The other stuff--wholesome Dickon and his family (and I do love the depiction of a working family, by the way), Colin getting better and his reconciliation with his father, and all the stuff about growing things--well, it's what the story is about, isn't it? The garden comes back to life as Mary and Colin heal themselves. (I just read yesterday, by the way, that Frances Hodgson Burnett was a Christian Scientist, which explains a lot of the mind-body stuff.) But I find the "healed" garden is just another pretty, manicured garden. It's disappointing. It's a safe, tamed garden with none of the wildness and mystery of the locked, secret garden.

Look at the potent images Burnett uses--the walled garden and the rose, both symbolic of the Virgin Mary and virginity in Christianity; and the rose, a symbol of eroticism in Kabbalistic and Islamic mythology. And above all, a wilderness of thorns, like the protective hedge that grew around the virginal Sleeping Beauty's castle. A pre-pubescent girl unlocks the secret of the garden, but we learn later that the garden killed Colin's mother--oh, no, she had sex (presumably) so she must die! On the other hand there's an idealized, fertile earth mother figure, Mrs. Sowerby (Dickon's mother), but I can't recall any mention of Dickon's father. All rather icky, isn't it?

I can't help wondering what happens to Mary, Colin, and Dickon when they grow up. I've always felt that Mary and Colin are destined for one of those marriages between cousins that the English upper-classes liked so much (keeps it in the family, don't you know). Dickon--not a chance, although I'm sure we could think of something to keep the three of them together.

Despite its peculiarities, I love this book for its richness of language, the wonderful descriptions of places and animals in particular. Your thoughts?


Robin L. Rotham said...

I loved the book, too, Jane, but it's been too long since I read it -- and I've never read it through the critical eyes of a writer/editor. I'll have to dig it out and give it another go.

Kate said...

I read it a lot when I was a I understand why. :)

I also wondered what happened to them and assumed they married. Cousins marrying is a big taboo here isn't it? I got told off in a contest once because my Regency h/h were cousins. I had no idea that was considered icky until I moved here!

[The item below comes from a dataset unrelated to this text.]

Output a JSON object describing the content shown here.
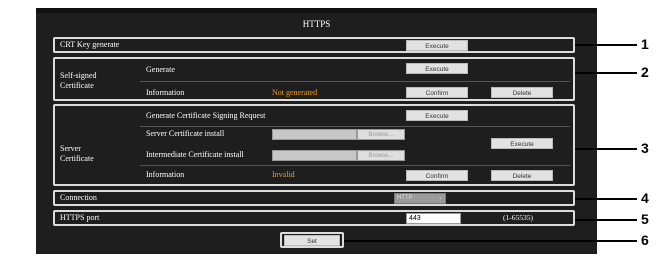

jane george said...

Kate, did you tell that contest judge to read Mansfield Park?

I have to admit the idea of consanguinity w/cousins icks me out. It is one of the less honorable reasons Mansfield Park isn't among my favorite Austen works.

Besides, I run from my gene pool.

I did love the wildness of the untamed secret garden, and of India. I was drawn more to Dickon and his way with animals, than I was to Colin.

I've also previously identified with the displaced or the disenfranchised, so I liked Hodgson Burnett's A Little Princess too.

Time to suggest them to my daughter. :-)

Celia May Hart said...

didn't someone actually write a sequel with the three grownup?

I loved the garden -- but frankly, found the adults more interesting than the children...

Maureen said...

Susan Moody wrote, "Return to the Secret Garden." Another woman also wrote a sequel but I forget her name. I am writing my own sequel and have 12 chapters completed. I love the story. I don't analyze it very much, it's the symbolism of restoration which interests me and the characters, the themes of grief and death and how a family is healed.